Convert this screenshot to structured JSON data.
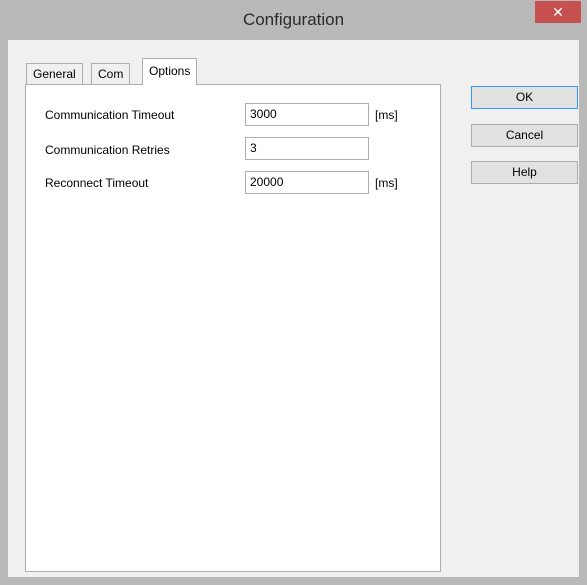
{
  "window": {
    "title": "Configuration",
    "close_glyph": "✕"
  },
  "tabs": [
    {
      "label": "General",
      "active": false
    },
    {
      "label": "Com",
      "active": false
    },
    {
      "label": "Options",
      "active": true
    }
  ],
  "options": {
    "rows": [
      {
        "label": "Communication Timeout",
        "value": "3000",
        "unit": "[ms]"
      },
      {
        "label": "Communication Retries",
        "value": "3",
        "unit": ""
      },
      {
        "label": "Reconnect Timeout",
        "value": "20000",
        "unit": "[ms]"
      }
    ]
  },
  "buttons": {
    "ok": "OK",
    "cancel": "Cancel",
    "help": "Help"
  }
}
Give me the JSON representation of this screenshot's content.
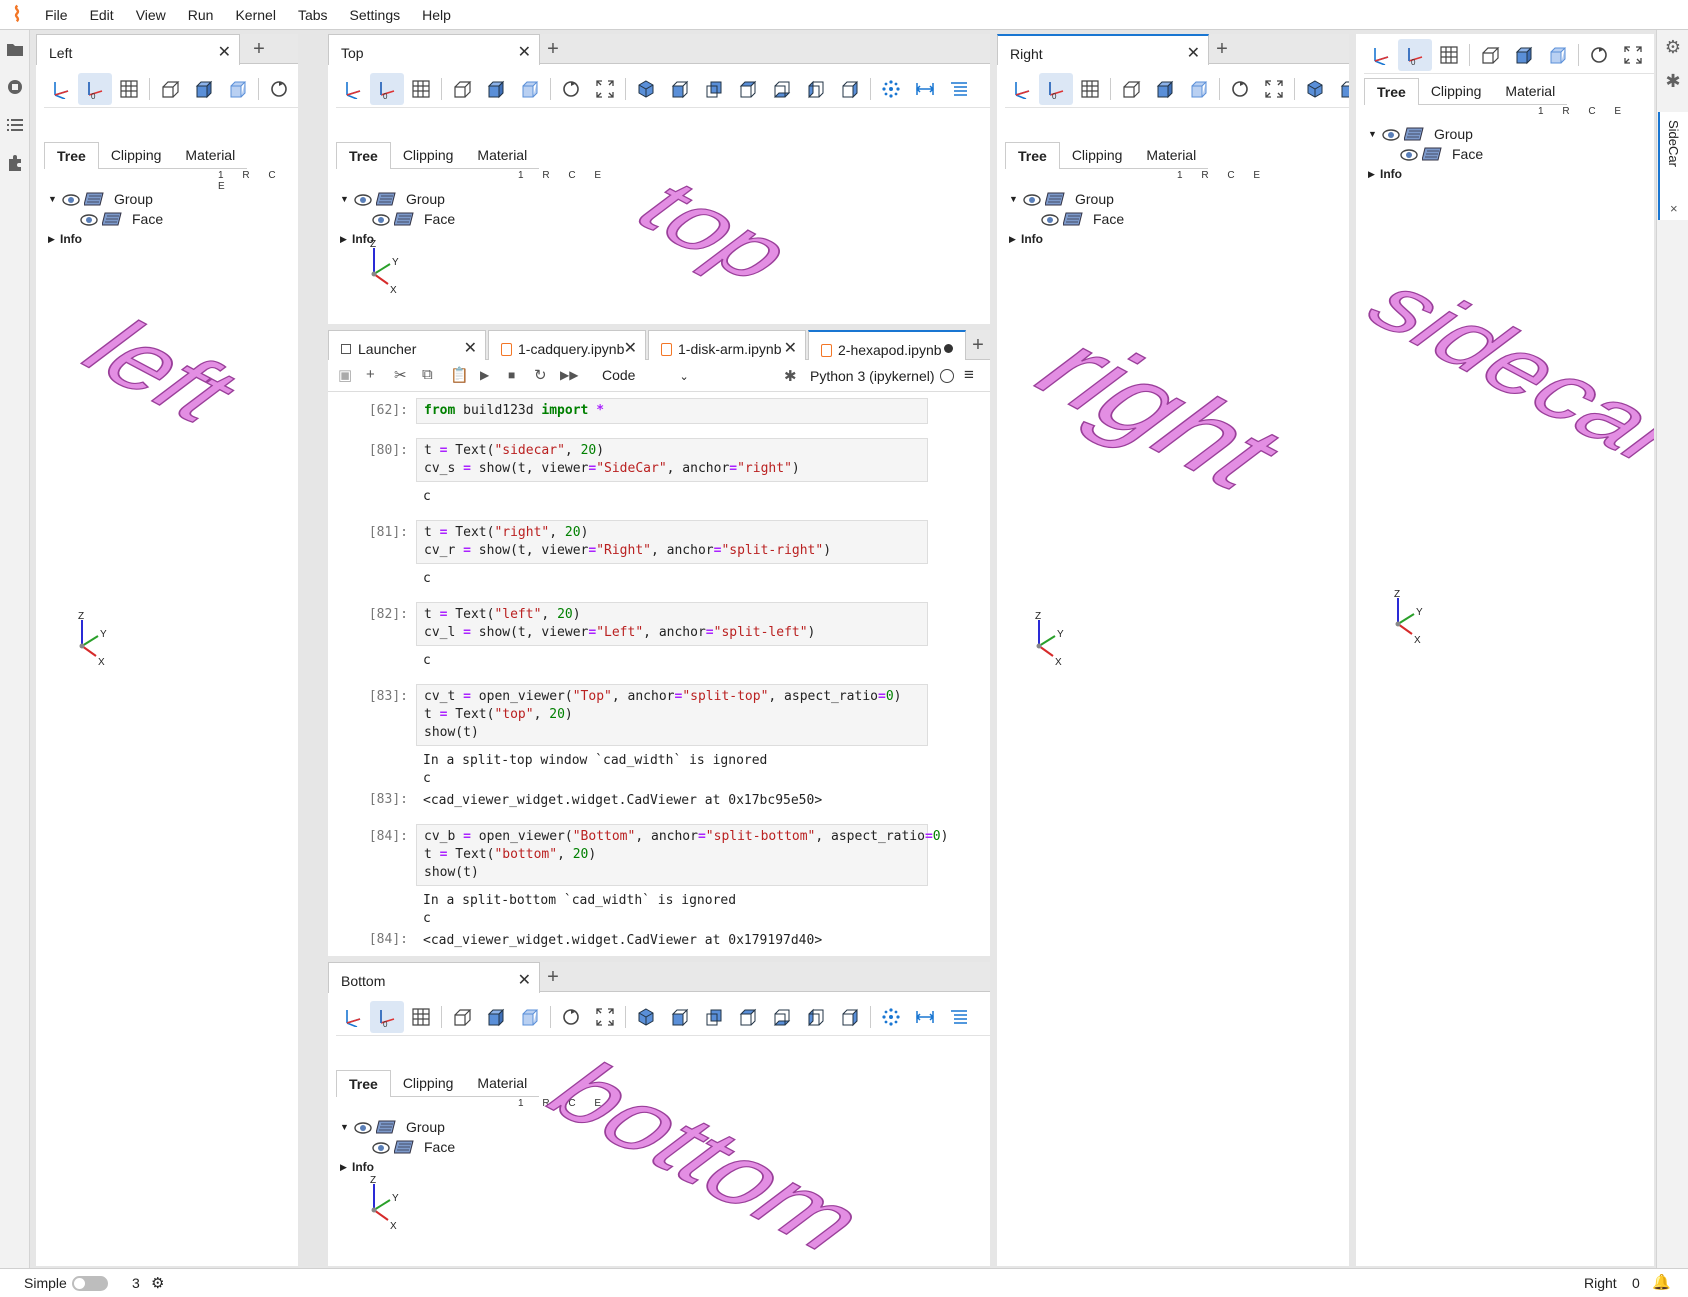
{
  "menubar": {
    "items": [
      "File",
      "Edit",
      "View",
      "Run",
      "Kernel",
      "Tabs",
      "Settings",
      "Help"
    ]
  },
  "status": {
    "mode_label": "Simple",
    "kernel_count": "3",
    "right_label": "Right",
    "right_count": "0"
  },
  "sidecar": {
    "tab_label": "SideCar",
    "close": "×",
    "text3d": "sidecar"
  },
  "viewer_tabs": {
    "tree": "Tree",
    "clipping": "Clipping",
    "material": "Material"
  },
  "rce": "1 R C E",
  "tree": {
    "group": "Group",
    "face": "Face",
    "info": "Info"
  },
  "axis": {
    "z": "Z",
    "y": "Y",
    "x": "X"
  },
  "panels": {
    "left": {
      "title": "Left",
      "text3d": "left"
    },
    "top": {
      "title": "Top",
      "text3d": "top"
    },
    "right": {
      "title": "Right",
      "text3d": "right"
    },
    "bottom": {
      "title": "Bottom",
      "text3d": "bottom"
    }
  },
  "notebook": {
    "tabs": [
      "Launcher",
      "1-cadquery.ipynb",
      "1-disk-arm.ipynb",
      "2-hexapod.ipynb"
    ],
    "cell_type": "Code",
    "kernel": "Python 3 (ipykernel)",
    "cells": [
      {
        "prompt": "[62]:",
        "lines": [
          "from build123d import *"
        ]
      },
      {
        "prompt": "[80]:",
        "lines": [
          "t = Text(\"sidecar\", 20)",
          "cv_s = show(t, viewer=\"SideCar\", anchor=\"right\")"
        ],
        "output": [
          "c"
        ]
      },
      {
        "prompt": "[81]:",
        "lines": [
          "t = Text(\"right\", 20)",
          "cv_r = show(t, viewer=\"Right\", anchor=\"split-right\")"
        ],
        "output": [
          "c"
        ]
      },
      {
        "prompt": "[82]:",
        "lines": [
          "t = Text(\"left\", 20)",
          "cv_l = show(t, viewer=\"Left\", anchor=\"split-left\")"
        ],
        "output": [
          "c"
        ]
      },
      {
        "prompt": "[83]:",
        "lines": [
          "cv_t = open_viewer(\"Top\", anchor=\"split-top\", aspect_ratio=0)",
          "t = Text(\"top\", 20)",
          "show(t)"
        ],
        "output": [
          "In a split-top window `cad_width` is ignored",
          "c"
        ],
        "result_prompt": "[83]:",
        "result": "<cad_viewer_widget.widget.CadViewer at 0x17bc95e50>"
      },
      {
        "prompt": "[84]:",
        "lines": [
          "cv_b = open_viewer(\"Bottom\", anchor=\"split-bottom\", aspect_ratio=0)",
          "t = Text(\"bottom\", 20)",
          "show(t)"
        ],
        "output": [
          "In a split-bottom `cad_width` is ignored",
          "c"
        ],
        "result_prompt": "[84]:",
        "result": "<cad_viewer_widget.widget.CadViewer at 0x179197d40>"
      }
    ]
  },
  "colors": {
    "accent": "#1976d2",
    "text3d_fill": "#e38ee3",
    "text3d_stroke": "#9a3f9a",
    "jupyter_orange": "#f37626"
  }
}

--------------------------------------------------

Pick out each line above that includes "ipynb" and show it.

      "1-cadquery.ipynb",
      "1-disk-arm.ipynb",
      "2-hexapod.ipynb"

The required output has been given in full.